After decades of steady enrollment growth, Virginia’s public school system had 2,000 fewer students in 2018 than the year before. The trend is not uniform geographically; enrollment is still increasing in some school systems while it is falling in others. But the net result statewide is fewer students statewide, according to our favorite demographer, Hamilton Lombard, publishing in the StatChat blog.
The decline was not entirely unexpected. Birth rates in Virginia and nationally have declined since the recession, and the number of children enrolling in school five years later reflects that decline. But the out-migration of families in recent years, a reversal of the in-migration from decades past, accelerated the downturn, wrote Lombard, with the Demographics Research Group at the University of Virginia.
Strong enrollment over the past five years in Northern Virginia and stable enrollment in Central Virginia and the Shenandoah Valley were offset by massive declines in Eastern, Southwest, Southside, Hampton Roads, and West Central regions.
Because enrollment tracks closely with births, the number of students can be predicted with a fair degree of confidence.

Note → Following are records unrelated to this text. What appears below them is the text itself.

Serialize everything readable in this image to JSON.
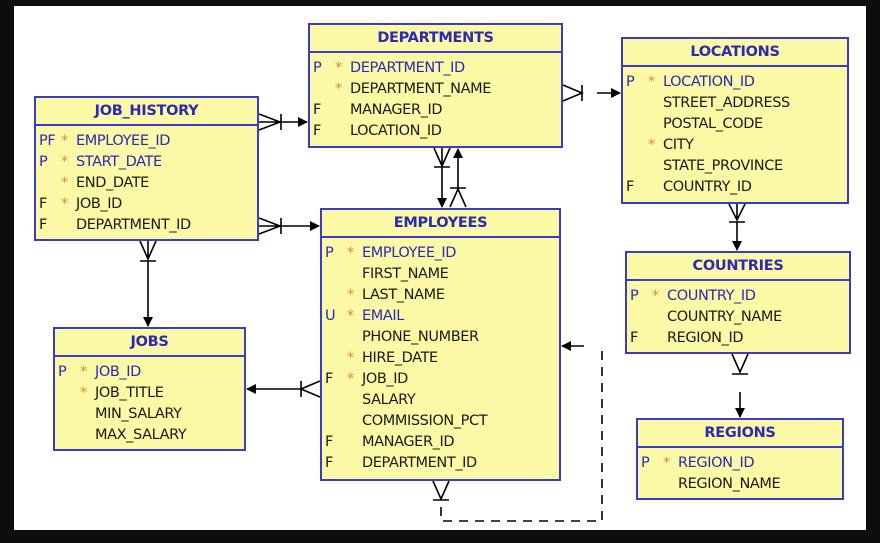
{
  "entities": [
    {
      "id": "departments",
      "name": "DEPARTMENTS",
      "columns": [
        {
          "key": "P",
          "required": true,
          "name": "DEPARTMENT_ID",
          "pk": true
        },
        {
          "key": "",
          "required": true,
          "name": "DEPARTMENT_NAME",
          "pk": false
        },
        {
          "key": "F",
          "required": false,
          "name": "MANAGER_ID",
          "pk": false
        },
        {
          "key": "F",
          "required": false,
          "name": "LOCATION_ID",
          "pk": false
        }
      ]
    },
    {
      "id": "locations",
      "name": "LOCATIONS",
      "columns": [
        {
          "key": "P",
          "required": true,
          "name": "LOCATION_ID",
          "pk": true
        },
        {
          "key": "",
          "required": false,
          "name": "STREET_ADDRESS",
          "pk": false
        },
        {
          "key": "",
          "required": false,
          "name": "POSTAL_CODE",
          "pk": false
        },
        {
          "key": "",
          "required": true,
          "name": "CITY",
          "pk": false
        },
        {
          "key": "",
          "required": false,
          "name": "STATE_PROVINCE",
          "pk": false
        },
        {
          "key": "F",
          "required": false,
          "name": "COUNTRY_ID",
          "pk": false
        }
      ]
    },
    {
      "id": "job_history",
      "name": "JOB_HISTORY",
      "columns": [
        {
          "key": "PF",
          "required": true,
          "name": "EMPLOYEE_ID",
          "pk": true
        },
        {
          "key": "P",
          "required": true,
          "name": "START_DATE",
          "pk": true
        },
        {
          "key": "",
          "required": true,
          "name": "END_DATE",
          "pk": false
        },
        {
          "key": "F",
          "required": true,
          "name": "JOB_ID",
          "pk": false
        },
        {
          "key": "F",
          "required": false,
          "name": "DEPARTMENT_ID",
          "pk": false
        }
      ]
    },
    {
      "id": "employees",
      "name": "EMPLOYEES",
      "columns": [
        {
          "key": "P",
          "required": true,
          "name": "EMPLOYEE_ID",
          "pk": true
        },
        {
          "key": "",
          "required": false,
          "name": "FIRST_NAME",
          "pk": false
        },
        {
          "key": "",
          "required": true,
          "name": "LAST_NAME",
          "pk": false
        },
        {
          "key": "U",
          "required": true,
          "name": "EMAIL",
          "pk": true
        },
        {
          "key": "",
          "required": false,
          "name": "PHONE_NUMBER",
          "pk": false
        },
        {
          "key": "",
          "required": true,
          "name": "HIRE_DATE",
          "pk": false
        },
        {
          "key": "F",
          "required": true,
          "name": "JOB_ID",
          "pk": false
        },
        {
          "key": "",
          "required": false,
          "name": "SALARY",
          "pk": false
        },
        {
          "key": "",
          "required": false,
          "name": "COMMISSION_PCT",
          "pk": false
        },
        {
          "key": "F",
          "required": false,
          "name": "MANAGER_ID",
          "pk": false
        },
        {
          "key": "F",
          "required": false,
          "name": "DEPARTMENT_ID",
          "pk": false
        }
      ]
    },
    {
      "id": "jobs",
      "name": "JOBS",
      "columns": [
        {
          "key": "P",
          "required": true,
          "name": "JOB_ID",
          "pk": true
        },
        {
          "key": "",
          "required": true,
          "name": "JOB_TITLE",
          "pk": false
        },
        {
          "key": "",
          "required": false,
          "name": "MIN_SALARY",
          "pk": false
        },
        {
          "key": "",
          "required": false,
          "name": "MAX_SALARY",
          "pk": false
        }
      ]
    },
    {
      "id": "countries",
      "name": "COUNTRIES",
      "columns": [
        {
          "key": "P",
          "required": true,
          "name": "COUNTRY_ID",
          "pk": true
        },
        {
          "key": "",
          "required": false,
          "name": "COUNTRY_NAME",
          "pk": false
        },
        {
          "key": "F",
          "required": false,
          "name": "REGION_ID",
          "pk": false
        }
      ]
    },
    {
      "id": "regions",
      "name": "REGIONS",
      "columns": [
        {
          "key": "P",
          "required": true,
          "name": "REGION_ID",
          "pk": true
        },
        {
          "key": "",
          "required": false,
          "name": "REGION_NAME",
          "pk": false
        }
      ]
    }
  ],
  "relationships": [
    {
      "from": "JOB_HISTORY",
      "to": "DEPARTMENTS"
    },
    {
      "from": "JOB_HISTORY",
      "to": "EMPLOYEES"
    },
    {
      "from": "JOB_HISTORY",
      "to": "JOBS"
    },
    {
      "from": "DEPARTMENTS",
      "to": "LOCATIONS"
    },
    {
      "from": "DEPARTMENTS",
      "to": "EMPLOYEES"
    },
    {
      "from": "EMPLOYEES",
      "to": "DEPARTMENTS"
    },
    {
      "from": "EMPLOYEES",
      "to": "JOBS"
    },
    {
      "from": "EMPLOYEES",
      "to": "EMPLOYEES",
      "style": "dashed"
    },
    {
      "from": "LOCATIONS",
      "to": "COUNTRIES"
    },
    {
      "from": "COUNTRIES",
      "to": "REGIONS"
    }
  ],
  "colors": {
    "entity_fill": "#fbf8a6",
    "entity_border": "#3b3bc4",
    "title": "#2a2ab4",
    "required_mark": "#e08a4a"
  }
}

The trends of the next five years will be largely replicated — the main difference being a marked slowdown in Northern Virginia enrollment growth. In absolute numbers, the loss of student population will be greatest in the major population center of Hampton Roads. Check out Lombard’s post for details.
Lombard explores the fiscal implications for local governments:
Falling student enrollment also typically means less state funding for school divisions. In order to meet the Virginia Board of Education’s standards of quality, Virginia allocates a specific amount of funding per student to each division based on VDOE’s calculation of their local government’s ability to pay for education costs (The Composite Index). In the short term, fewer students typically mean an immediate drop off in state funding for a division. In the longer term, fewer students in a division can cause their local Composite Index score to increase, which means the local government will need to assume a larger share of their school division’s educational expenses.
As Lombard observes, the falling number of students is just one facet of an aging population: “Currently, many school divisions are struggling to adapt to shrinking student enrollment, but within a decade, colleges and the workforce will also be forced to adapt as the class size of graduating high school students decreases.”
Bacon’s bottom line: Readers know that Mr. Gloom and Doom can’t help but end a post like this on a pessimistic note: As the population continues to age in the years ahead, Virginia will spend more on Medicaid and other services for the elderly and will spread the burden of taxes, debt and unfunded liabilities over fewer workers than would be the case if population continued growing. The long-term prognosis does not look good.There are currently no comments highlighted.